I have mentioned before that hubby and I decided to try our hand at hobby farming by purchasing five chicks to use for their eggs.
Things are going quite well, although hubby deserves all of the credit. I pretty much just observe them from afar while he keeps them watered and fed and continues to renovate their coop for the coming winter.
For quite a while now – since the birds started looking like adults and not chicks – there has been one bird that has looked just a little different than the others. See that extra little “waddle” under the chin? We weren’t really sure what to make of this but knew that we had time to ponder the anomaly since the birds aren’t mature enough for egg production until at least November.
Since we have time, let me back up a little to when the little chicks were purchased. Hubby found an article in the local ‘buy and sell’ paper. A few weeks later we drove up to this modified trailer that is surrounded by junk that lies on grass that hasn’t seen a mower all year. (Let me clarify the word ‘modified’ … I don’t mean ‘modified for the better’. I mean that the trailer had a two-room wooden porch built on the front of it many years ago that is now half fallen down, has holes in the floor, and is full of greasy, smelly junk.Oh, and chicks. Lots and LOTS of chicks.)
I knocked on the door and this old guy comes out, bent over and limping and with eyebrows arched to the ceiling in suspicion. I mean, he’s keeping a really close eye on me. Once he realized why I was there, he entered the back room of the porch to get the chickens that I wanted. He would pick them out of their cage one by one, turn them over, look at the ball of feathers, and either put them in the box I was taking or grunt and say something like, “I think that one’s a rooster”.
Very scientific indeed.
So here we are, many months later, wondering if that one odd-looking chicken just naturally looks a little different than his siblings or if it is, in fact, a rooster. All wondering came to an end this morning with an IM sent by hubby first thing this morning:
“It is confirmed. I heard some loud cock-a-doodle-doos this morning as I was walking to the garage.”

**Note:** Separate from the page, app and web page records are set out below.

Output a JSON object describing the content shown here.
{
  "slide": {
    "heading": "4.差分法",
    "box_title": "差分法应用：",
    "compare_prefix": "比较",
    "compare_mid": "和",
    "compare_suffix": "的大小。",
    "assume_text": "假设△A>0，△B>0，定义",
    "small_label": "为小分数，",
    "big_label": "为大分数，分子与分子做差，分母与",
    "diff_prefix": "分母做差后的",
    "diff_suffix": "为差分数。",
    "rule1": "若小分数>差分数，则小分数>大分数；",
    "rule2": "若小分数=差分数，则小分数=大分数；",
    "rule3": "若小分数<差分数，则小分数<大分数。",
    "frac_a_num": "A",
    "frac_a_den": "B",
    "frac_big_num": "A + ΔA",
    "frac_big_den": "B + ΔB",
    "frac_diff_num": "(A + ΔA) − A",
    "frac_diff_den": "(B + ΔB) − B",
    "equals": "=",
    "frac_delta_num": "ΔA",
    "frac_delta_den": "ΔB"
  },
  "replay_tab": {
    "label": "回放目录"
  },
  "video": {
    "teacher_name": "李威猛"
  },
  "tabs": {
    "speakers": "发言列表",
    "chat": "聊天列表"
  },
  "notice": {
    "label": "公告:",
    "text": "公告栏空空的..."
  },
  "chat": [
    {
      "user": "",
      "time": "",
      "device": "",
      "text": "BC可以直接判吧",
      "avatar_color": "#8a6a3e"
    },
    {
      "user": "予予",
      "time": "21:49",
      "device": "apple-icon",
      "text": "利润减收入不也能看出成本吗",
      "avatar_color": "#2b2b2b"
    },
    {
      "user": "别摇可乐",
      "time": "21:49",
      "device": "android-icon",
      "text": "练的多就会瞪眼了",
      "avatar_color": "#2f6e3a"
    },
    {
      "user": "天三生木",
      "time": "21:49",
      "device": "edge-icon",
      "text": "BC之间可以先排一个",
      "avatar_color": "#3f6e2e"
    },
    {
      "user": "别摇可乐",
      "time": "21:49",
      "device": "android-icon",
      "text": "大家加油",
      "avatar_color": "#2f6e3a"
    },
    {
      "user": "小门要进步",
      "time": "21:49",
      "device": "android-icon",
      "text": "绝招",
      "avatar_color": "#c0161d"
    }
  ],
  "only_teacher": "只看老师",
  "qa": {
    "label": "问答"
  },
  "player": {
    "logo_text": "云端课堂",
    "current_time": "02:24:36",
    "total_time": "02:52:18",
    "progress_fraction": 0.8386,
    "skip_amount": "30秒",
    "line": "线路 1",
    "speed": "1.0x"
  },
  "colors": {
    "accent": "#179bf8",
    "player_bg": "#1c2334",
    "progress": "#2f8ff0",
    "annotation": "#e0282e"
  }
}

You might think this is not the end of the world … and obviously it’s not … but it does mean actual chickens where the eggs for breakfast are supposed to be. I imagine our neighbors are not likely to find the novelty in early rooster crowing for long either.
Chances are we will have to get rid of this bird and we’re not quite sure how to do it. Yeah, the actual mechanics of it are pretty straightforward (axe meets rooster) but going from scrambled-egg-lover to chicken slayer is a pretty big leap.
If the course of action involves an axe-wielding hubby, I just hope he doesn’t fight back.